“The current IR framework has seen AMMA members held to ransom in their commercial and managerial decision-making by the restrictions on Greenfield agreements, unfettered access to protected industrial action and the broad reach of the general protections provisions,” said Knott.
de Boos conceded that the Act does “facilitate a greater level of disputation”. However, she said it would be wrong to say that it was the cause of industrial action.
“You can never ever blame strikes in an industry simply because of the law,” she said. “It will be due to a combination of factors such as where that company is going, what their strategy is, and the relationships between the people in the workplaces.
“That is all within the overlay of what the legal structure is, but at the heart of it will be a dispute between people, and that is not necessarily driven buy the legal structure.”
de Boos went on to say that the Act is “hardly a union friendly piece of legislation”, and that outside of a few key areas including provisions on enterprise bargaining, there is very little difference between the Act and the previous legislation under the Howard government.
“The laws around industrial relations are the same as the laws around WorkChoices as well, but a change in the way that we bargain and what we can bargain for means that there is more [industrial] activity.”
In releasing its top 10 trends for the Australian mining industry in 2012 last month, Freehills said the mining industry had seen a steady increase in industrial activity since the Fair Work Act came into effect in 2009.
The FWA stifles productivity
The Fair Work Act also came under strident criticism from the AMMA for its effect on productivity in the energy and resources sector.
“It’s clear the IR laws need to change to ensure more flexibility is given to employers to respond to changing market conditions but to also outlaw agreement content that does nothing to enhance the productivity of an enterprise but serves only to further entrench union power and influence,” said Amanda Cochrane, the national legal affairs manager at the AMMA.
According to de Boos, a lot of her firm’s industrial relations clients, the majority of which come from the resources or construction sector, have expressed concerns about the attitude towards enterprise bargaining in the Act.
“A fair observation about the Act is that productivity does not play a role in the enterprise bargaining regime where it should,” she said. “The laws surrounding the enterprise bargaining system and the rules about what you can and can’t do and can and can’t include in a bargaining agreement are completely silent on the issue of productivity.
“It is fair to say that these days there is no true exchange of productivity or efficiency measures in return for pay increases.
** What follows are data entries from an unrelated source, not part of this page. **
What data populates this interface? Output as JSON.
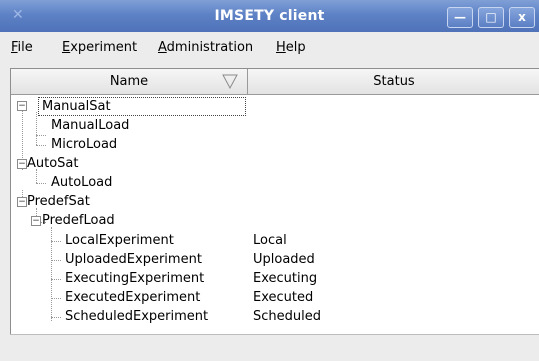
{
  "window": {
    "title": "IMSETY client",
    "controls": {
      "minimize": "—",
      "maximize": "□",
      "close": "x"
    }
  },
  "menu": [
    {
      "label": "File",
      "mnemonic": "F",
      "rest": "ile"
    },
    {
      "label": "Experiment",
      "mnemonic": "E",
      "rest": "xperiment"
    },
    {
      "label": "Administration",
      "mnemonic": "A",
      "rest": "dministration"
    },
    {
      "label": "Help",
      "mnemonic": "H",
      "rest": "elp"
    }
  ],
  "table": {
    "columns": {
      "name": "Name",
      "status": "Status"
    },
    "sort_icon": "sort-triangle-icon",
    "rows": [
      {
        "label": "ManualSat",
        "status": ""
      },
      {
        "label": "ManualLoad",
        "status": ""
      },
      {
        "label": "MicroLoad",
        "status": ""
      },
      {
        "label": "AutoSat",
        "status": ""
      },
      {
        "label": "AutoLoad",
        "status": ""
      },
      {
        "label": "PredefSat",
        "status": ""
      },
      {
        "label": "PredefLoad",
        "status": ""
      },
      {
        "label": "LocalExperiment",
        "status": "Local"
      },
      {
        "label": "UploadedExperiment",
        "status": "Uploaded"
      },
      {
        "label": "ExecutingExperiment",
        "status": "Executing"
      },
      {
        "label": "ExecutedExperiment",
        "status": "Executed"
      },
      {
        "label": "ScheduledExperiment",
        "status": "Scheduled"
      }
    ]
  }
}
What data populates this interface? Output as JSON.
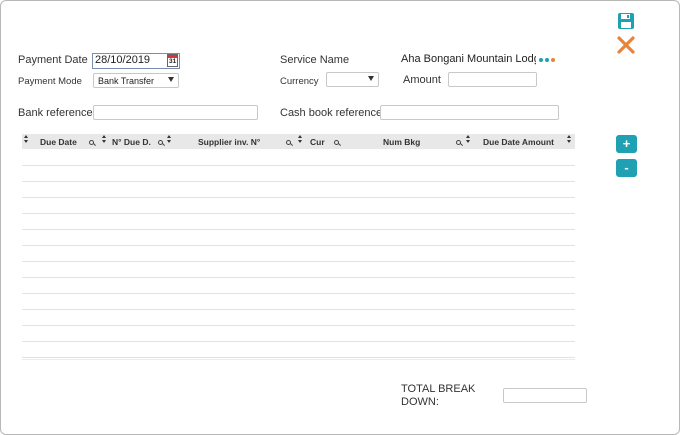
{
  "toolbar": {
    "save_icon": "floppy-disk-icon",
    "close_icon": "close-x-icon",
    "save_color": "#1fa0b3",
    "close_color": "#e8833a"
  },
  "form": {
    "payment_date_label": "Payment Date",
    "payment_date_value": "28/10/2019",
    "calendar_icon": "calendar-icon",
    "calendar_day": "31",
    "payment_mode_label": "Payment Mode",
    "payment_mode_value": "Bank Transfer",
    "service_name_label": "Service Name",
    "service_name_value": "Aha Bongani Mountain Lodge",
    "currency_label": "Currency",
    "currency_value": "",
    "amount_label": "Amount",
    "amount_value": "",
    "bank_reference_label": "Bank reference:",
    "bank_reference_value": "",
    "cash_book_reference_label": "Cash book reference:",
    "cash_book_reference_value": ""
  },
  "grid": {
    "columns": [
      "Due Date",
      "N° Due D.",
      "Supplier inv. N°",
      "Cur",
      "Num Bkg",
      "Due Date Amount"
    ],
    "row_count": 14
  },
  "side_buttons": {
    "add": "+",
    "remove": "-"
  },
  "footer": {
    "total_label_line1": "TOTAL BREAK",
    "total_label_line2": "DOWN:",
    "total_value": ""
  }
}
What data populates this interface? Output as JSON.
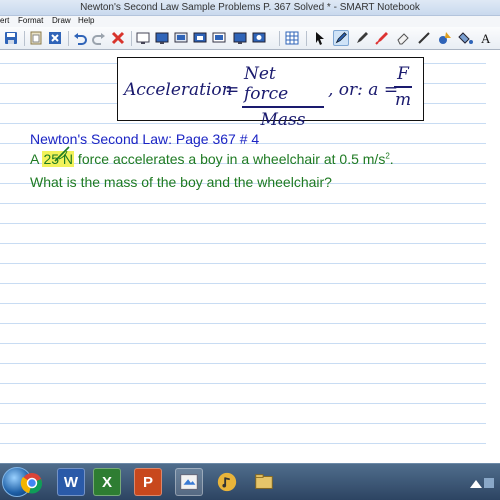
{
  "window": {
    "title": "Newton's Second Law Sample Problems P. 367 Solved * - SMART Notebook"
  },
  "menu": {
    "items": [
      "ert",
      "Format",
      "Draw",
      "Help"
    ]
  },
  "toolbar": {
    "icons": [
      "save-icon",
      "paste-icon",
      "delete-icon",
      "undo-icon",
      "redo-icon",
      "delete-x-icon",
      "screen-shade-icon",
      "document-camera-icon",
      "display-icon",
      "capture-icon",
      "full-screen-icon",
      "table-icon",
      "select-icon",
      "pen-icon",
      "creative-pen-icon",
      "eraser-icon",
      "line-icon",
      "shapes-icon",
      "fill-icon",
      "text-icon"
    ]
  },
  "formula": {
    "lhs": "Acceleration",
    "eq": "=",
    "num1": "Net force",
    "den1": "Mass",
    "or": ", or:  a =",
    "num2": "F",
    "den2": "m"
  },
  "content": {
    "heading": "Newton's Second Law: Page 367 # 4",
    "line1_pre": "A ",
    "line1_highlight": "25 N",
    "line1_post": " force accelerates a boy in a wheelchair at 0.5 m/s",
    "line1_sup": "2",
    "line1_end": ".",
    "line2": "What is the mass of the boy and the wheelchair?"
  },
  "taskbar": {
    "apps": [
      "chrome-icon",
      "word-icon",
      "excel-icon",
      "powerpoint-icon",
      "smart-notebook-icon",
      "music-icon",
      "explorer-icon"
    ],
    "word_label": "W",
    "excel_label": "X",
    "ppt_label": "P"
  },
  "colors": {
    "heading": "#1b24c4",
    "body_text": "#1e7a22",
    "highlight": "#f2f25a",
    "formula": "#1a1a6e",
    "rule_lines": "#c8dcf3"
  }
}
Enterprise bargaining has evolved into something that was not envisaged when it was first introduced nearly 20 years ago.”